Jennifer Chang won the 2019 LADCC award for excellence in direction for her work on the Los Angeles premiere of Qui Nguyen’s Vietgone. She was a 2018 Drama League New York directing fellow and was the assistant director for the Broadway world premiere of Bernhardt/Hamlet by Theresa Rebeck starring Janet McTeer. Ms Chang’s multi-disciplinary work has been honored with Ovation, LA Weekly and the Stage Scene LA awards, among others. She is a founding member of Chalk Repertory Theatre where she served as artistic producing director and produced, directed and acted in numerous plays over the course of eight seasons. Upcoming directing credits include Where the Mountain Meets the Moon at South Coast Repertory and The Time of Your Life at Antaeus Theatre Company. Select directing credits include Death & Cockroaches by Eric Reyes Loo (Chalk Rep at Circle X/ Atwater Village Theatre); 53% Of by Stephanie Del Rosso and Birds of North America by Anna Moench for the Wagner New Play Festival; Animals Out of Paper at East West Players (Los Angeles Times “Critics Pick”); Edith Can Shoot Things and Hit Them for Artists at Play (GLAAD Media Award and Ovation-nominated); and Residence Elsewhere, commemorating the 75th anniversary of Executive Order 9066 at the Japanese American National Museum. She is very active in the development of new plays with the Geffen Playhouse, Chance Theater, Circle X Theatre Company, EST/LA, Playwrights Arena and East West Players.
The Fountain Theatre is one of the most successful intimate theaters in Los Angeles, providing a creative home for multi-ethnic theater and dance artists. The Fountain has won hundreds of awards, and Fountain projects have been seen across the U.S. and internationally. Recent highlights include all-star readings of Ms. Smith Goes to Washington and All the President’s Men at Los Angeles City Hall and the inclusion of the Fountain’s Citizen: An American Lyric in the Music Center’s Our L.A. Voices festival at Grand Park. The Fountain’s 2018 productions of The Chosen and Arrival & Departure each enjoyed months-long sold out runs and was named a Los Angeles Times “Critic’s Choice.” The company’s West Coast premiere of Martyna Majok’s Pulitzer Prize-winning play Cost of Living, was named to the Los Angeles Times’ “Best of 2018” list. Its current production, Daniel’s Husband, was named a Los Angeles Times “Critic’s Choice” and is enjoying an extended, sold-out run.
As the nation’s premier Asian American theater organization, East West Players produces artistic work and educational programs that foster dialogue exploring Asian Pacific Islander (API) experiences.

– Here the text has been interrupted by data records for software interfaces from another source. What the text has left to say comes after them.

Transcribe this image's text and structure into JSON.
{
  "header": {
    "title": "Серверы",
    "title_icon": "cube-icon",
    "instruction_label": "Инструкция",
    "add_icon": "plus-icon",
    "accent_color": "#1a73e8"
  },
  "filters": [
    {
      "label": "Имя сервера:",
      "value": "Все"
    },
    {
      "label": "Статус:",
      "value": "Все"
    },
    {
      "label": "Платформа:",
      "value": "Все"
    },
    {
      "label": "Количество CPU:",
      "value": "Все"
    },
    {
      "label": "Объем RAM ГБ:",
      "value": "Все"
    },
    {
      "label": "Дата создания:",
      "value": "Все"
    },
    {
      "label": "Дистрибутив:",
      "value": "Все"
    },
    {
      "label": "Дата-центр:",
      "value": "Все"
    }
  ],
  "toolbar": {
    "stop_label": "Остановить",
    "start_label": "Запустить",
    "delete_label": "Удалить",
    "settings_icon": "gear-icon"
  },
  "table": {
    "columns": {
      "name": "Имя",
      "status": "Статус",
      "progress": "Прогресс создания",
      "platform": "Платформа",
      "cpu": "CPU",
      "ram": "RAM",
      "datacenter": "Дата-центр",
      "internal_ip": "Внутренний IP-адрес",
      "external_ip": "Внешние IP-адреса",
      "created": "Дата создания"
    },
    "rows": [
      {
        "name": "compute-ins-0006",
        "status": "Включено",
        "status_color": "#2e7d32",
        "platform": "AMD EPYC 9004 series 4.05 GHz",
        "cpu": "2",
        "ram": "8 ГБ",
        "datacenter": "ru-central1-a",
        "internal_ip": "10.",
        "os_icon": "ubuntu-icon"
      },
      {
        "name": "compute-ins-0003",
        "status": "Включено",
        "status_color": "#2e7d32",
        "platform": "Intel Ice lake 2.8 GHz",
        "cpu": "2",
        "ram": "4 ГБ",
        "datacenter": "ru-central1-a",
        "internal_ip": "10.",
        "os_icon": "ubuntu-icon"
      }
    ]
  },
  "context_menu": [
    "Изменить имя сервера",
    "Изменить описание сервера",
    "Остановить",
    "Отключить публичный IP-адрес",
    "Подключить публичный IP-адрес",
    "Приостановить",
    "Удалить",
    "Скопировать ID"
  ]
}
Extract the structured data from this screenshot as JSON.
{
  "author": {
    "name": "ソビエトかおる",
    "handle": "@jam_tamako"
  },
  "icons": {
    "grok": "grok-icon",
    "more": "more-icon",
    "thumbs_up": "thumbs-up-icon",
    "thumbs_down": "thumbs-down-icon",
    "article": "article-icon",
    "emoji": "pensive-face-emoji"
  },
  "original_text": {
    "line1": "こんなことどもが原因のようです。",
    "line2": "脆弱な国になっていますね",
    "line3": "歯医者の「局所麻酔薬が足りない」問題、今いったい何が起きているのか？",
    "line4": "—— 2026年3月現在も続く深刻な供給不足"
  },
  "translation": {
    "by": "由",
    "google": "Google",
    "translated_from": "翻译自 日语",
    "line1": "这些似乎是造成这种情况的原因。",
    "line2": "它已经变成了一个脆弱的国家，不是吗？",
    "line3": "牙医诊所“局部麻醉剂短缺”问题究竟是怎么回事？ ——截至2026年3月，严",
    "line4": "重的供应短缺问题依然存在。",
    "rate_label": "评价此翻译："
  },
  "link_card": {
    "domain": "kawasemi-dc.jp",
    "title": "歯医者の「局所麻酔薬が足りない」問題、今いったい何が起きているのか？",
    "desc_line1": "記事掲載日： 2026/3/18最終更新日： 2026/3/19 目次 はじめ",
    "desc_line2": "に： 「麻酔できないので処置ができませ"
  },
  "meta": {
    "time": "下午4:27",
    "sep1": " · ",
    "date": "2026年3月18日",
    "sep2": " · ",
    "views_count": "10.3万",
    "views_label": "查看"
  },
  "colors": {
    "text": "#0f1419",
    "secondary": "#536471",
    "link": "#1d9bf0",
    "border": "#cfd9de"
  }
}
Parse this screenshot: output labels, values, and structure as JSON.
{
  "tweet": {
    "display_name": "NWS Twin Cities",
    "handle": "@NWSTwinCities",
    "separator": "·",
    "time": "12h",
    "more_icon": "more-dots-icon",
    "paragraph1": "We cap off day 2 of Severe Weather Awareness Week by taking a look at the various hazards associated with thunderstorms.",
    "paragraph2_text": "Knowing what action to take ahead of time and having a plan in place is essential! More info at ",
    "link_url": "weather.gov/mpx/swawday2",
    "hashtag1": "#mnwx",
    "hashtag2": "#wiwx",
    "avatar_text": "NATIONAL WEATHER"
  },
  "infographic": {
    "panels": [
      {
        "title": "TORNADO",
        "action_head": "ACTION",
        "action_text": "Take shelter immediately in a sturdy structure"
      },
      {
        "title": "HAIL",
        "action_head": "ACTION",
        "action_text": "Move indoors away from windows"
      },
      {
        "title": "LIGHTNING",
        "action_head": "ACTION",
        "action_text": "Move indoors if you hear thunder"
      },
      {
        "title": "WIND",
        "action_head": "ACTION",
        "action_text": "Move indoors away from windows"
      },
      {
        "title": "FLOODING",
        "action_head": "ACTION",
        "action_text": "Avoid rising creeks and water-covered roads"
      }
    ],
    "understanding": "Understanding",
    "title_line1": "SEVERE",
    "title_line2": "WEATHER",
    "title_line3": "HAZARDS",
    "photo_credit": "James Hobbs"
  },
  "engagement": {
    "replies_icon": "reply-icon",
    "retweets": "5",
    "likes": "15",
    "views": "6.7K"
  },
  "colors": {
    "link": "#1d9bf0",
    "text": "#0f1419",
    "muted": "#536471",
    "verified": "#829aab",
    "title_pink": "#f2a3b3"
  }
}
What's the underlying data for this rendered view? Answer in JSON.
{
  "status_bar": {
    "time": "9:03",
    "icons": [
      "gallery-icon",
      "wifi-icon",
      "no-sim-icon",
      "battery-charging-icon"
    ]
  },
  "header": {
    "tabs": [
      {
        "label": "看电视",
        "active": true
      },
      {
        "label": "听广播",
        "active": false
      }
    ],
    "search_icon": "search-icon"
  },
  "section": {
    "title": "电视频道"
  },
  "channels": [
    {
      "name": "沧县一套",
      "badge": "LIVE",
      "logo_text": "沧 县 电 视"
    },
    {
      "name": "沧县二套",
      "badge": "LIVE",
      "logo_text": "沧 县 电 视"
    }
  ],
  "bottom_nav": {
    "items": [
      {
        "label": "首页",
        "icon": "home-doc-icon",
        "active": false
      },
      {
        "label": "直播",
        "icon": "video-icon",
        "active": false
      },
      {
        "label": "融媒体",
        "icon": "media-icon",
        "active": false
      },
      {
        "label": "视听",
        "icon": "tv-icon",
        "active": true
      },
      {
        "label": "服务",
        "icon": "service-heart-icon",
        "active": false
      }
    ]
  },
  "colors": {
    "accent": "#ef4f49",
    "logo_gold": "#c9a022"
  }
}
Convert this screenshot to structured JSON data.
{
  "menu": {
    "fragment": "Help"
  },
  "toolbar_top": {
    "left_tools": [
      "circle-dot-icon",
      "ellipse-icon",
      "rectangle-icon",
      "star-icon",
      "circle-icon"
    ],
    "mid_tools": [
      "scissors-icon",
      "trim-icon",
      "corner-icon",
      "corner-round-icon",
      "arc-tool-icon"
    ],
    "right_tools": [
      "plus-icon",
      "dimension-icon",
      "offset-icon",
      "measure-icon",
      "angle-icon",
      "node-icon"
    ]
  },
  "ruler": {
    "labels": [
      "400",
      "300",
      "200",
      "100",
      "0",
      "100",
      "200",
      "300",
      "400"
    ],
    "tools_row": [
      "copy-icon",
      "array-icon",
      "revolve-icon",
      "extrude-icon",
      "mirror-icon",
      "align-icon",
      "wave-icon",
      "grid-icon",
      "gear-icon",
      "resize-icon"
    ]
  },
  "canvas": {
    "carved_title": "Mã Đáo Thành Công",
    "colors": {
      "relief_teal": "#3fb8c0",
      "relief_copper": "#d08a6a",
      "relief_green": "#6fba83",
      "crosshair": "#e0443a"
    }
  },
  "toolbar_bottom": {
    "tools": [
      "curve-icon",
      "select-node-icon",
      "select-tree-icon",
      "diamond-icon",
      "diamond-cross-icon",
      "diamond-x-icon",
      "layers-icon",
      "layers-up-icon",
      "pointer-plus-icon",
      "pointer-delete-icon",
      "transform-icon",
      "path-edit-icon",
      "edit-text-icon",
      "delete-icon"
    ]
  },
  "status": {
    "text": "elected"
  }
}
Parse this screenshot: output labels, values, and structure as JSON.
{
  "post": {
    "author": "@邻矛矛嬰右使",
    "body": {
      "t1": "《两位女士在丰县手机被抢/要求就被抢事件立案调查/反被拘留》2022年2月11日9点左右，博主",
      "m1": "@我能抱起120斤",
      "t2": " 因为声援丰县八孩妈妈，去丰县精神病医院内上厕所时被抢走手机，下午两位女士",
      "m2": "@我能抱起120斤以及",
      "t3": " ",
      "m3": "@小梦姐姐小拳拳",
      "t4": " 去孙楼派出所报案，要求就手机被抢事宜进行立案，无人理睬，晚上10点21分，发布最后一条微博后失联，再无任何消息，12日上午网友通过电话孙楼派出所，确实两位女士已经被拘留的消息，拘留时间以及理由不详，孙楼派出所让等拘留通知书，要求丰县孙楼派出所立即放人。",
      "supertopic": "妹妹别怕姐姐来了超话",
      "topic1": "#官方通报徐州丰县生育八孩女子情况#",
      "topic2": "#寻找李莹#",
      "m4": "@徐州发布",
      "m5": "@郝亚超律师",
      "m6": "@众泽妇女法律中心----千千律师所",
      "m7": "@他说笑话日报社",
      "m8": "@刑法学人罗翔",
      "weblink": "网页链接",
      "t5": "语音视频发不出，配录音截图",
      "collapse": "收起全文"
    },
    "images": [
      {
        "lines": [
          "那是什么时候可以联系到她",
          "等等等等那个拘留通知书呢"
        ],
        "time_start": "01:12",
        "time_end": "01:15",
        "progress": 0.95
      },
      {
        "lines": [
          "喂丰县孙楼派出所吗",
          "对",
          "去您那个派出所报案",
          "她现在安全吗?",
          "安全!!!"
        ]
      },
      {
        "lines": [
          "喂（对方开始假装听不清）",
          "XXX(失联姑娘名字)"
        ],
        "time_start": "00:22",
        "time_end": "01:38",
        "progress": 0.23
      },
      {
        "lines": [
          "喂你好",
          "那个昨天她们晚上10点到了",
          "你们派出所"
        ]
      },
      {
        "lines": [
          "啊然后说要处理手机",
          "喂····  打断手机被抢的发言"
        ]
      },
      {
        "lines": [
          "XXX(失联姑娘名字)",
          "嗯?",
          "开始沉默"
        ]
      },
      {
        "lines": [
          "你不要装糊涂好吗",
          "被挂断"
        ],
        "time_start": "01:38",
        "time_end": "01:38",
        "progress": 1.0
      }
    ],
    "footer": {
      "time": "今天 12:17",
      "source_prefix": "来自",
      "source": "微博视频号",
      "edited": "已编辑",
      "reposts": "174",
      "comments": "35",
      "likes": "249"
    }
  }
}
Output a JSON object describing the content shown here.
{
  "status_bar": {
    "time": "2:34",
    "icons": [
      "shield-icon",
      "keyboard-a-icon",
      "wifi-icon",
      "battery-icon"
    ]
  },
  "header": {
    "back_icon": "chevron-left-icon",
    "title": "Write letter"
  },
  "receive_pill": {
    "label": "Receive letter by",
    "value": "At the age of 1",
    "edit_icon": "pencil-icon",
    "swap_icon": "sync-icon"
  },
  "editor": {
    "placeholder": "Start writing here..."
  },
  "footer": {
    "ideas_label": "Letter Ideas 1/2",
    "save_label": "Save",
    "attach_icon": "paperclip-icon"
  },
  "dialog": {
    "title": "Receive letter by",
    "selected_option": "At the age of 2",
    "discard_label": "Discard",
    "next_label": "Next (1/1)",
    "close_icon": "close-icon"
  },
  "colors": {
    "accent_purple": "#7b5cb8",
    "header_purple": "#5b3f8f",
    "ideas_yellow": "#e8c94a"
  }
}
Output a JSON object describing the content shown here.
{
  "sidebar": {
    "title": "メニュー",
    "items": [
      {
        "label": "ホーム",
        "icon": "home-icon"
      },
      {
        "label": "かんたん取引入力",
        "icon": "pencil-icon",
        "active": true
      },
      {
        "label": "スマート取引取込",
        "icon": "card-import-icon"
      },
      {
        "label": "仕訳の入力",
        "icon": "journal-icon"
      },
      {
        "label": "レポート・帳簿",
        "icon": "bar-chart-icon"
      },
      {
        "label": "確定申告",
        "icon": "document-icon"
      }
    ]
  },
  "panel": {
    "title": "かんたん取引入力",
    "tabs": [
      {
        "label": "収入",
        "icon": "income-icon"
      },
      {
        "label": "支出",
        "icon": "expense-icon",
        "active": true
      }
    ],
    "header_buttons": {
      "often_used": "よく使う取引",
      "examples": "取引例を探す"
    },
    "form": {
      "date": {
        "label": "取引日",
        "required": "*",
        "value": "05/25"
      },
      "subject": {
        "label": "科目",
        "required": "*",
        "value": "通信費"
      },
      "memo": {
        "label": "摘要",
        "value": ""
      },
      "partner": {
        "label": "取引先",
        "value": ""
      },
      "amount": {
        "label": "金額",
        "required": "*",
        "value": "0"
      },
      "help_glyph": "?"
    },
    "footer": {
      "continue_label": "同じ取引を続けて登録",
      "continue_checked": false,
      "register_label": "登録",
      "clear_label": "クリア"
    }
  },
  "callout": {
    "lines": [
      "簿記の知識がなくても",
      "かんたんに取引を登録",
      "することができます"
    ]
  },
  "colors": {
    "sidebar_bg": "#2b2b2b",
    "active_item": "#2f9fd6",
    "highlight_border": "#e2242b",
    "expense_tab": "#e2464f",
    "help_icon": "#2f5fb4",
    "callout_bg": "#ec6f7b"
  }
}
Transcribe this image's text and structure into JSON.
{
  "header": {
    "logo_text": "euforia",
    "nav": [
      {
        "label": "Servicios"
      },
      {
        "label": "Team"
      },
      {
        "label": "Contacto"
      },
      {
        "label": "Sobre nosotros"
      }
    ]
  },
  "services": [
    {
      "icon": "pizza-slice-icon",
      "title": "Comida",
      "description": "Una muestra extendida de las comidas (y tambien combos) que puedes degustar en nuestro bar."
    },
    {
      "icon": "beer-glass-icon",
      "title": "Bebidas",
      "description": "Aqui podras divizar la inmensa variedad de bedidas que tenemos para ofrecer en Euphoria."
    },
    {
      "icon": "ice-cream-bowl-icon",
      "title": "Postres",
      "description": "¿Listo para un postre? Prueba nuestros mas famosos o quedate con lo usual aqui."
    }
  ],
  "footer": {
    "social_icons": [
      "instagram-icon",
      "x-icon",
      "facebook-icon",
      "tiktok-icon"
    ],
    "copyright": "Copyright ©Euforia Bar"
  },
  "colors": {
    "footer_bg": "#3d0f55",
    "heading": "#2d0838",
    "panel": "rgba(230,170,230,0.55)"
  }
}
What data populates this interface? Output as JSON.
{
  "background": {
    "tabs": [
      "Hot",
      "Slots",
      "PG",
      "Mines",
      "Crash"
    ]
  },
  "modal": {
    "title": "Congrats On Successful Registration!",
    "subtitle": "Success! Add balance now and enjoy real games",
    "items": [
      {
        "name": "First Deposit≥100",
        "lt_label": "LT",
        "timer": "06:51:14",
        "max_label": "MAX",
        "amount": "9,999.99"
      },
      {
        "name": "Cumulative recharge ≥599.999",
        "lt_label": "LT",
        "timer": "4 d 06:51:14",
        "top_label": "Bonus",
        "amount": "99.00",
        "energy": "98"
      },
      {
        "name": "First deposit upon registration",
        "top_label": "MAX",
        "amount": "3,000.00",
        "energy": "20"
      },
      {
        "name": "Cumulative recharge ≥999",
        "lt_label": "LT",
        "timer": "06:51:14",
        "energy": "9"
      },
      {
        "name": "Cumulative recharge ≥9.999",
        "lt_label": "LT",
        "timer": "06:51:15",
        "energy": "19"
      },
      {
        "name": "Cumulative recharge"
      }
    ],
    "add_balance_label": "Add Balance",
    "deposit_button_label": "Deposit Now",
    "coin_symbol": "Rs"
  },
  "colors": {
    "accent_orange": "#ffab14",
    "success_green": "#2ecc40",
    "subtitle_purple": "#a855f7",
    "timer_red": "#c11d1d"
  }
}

Founded in 1965, at a time when APIs faced limited or no opportunities to see their experiences reflected outside of stereotypical and demeaning caricatures in the American landscape, EWP not only ensures that API stories are told, but works to increase access, inclusion, and representation in the economy.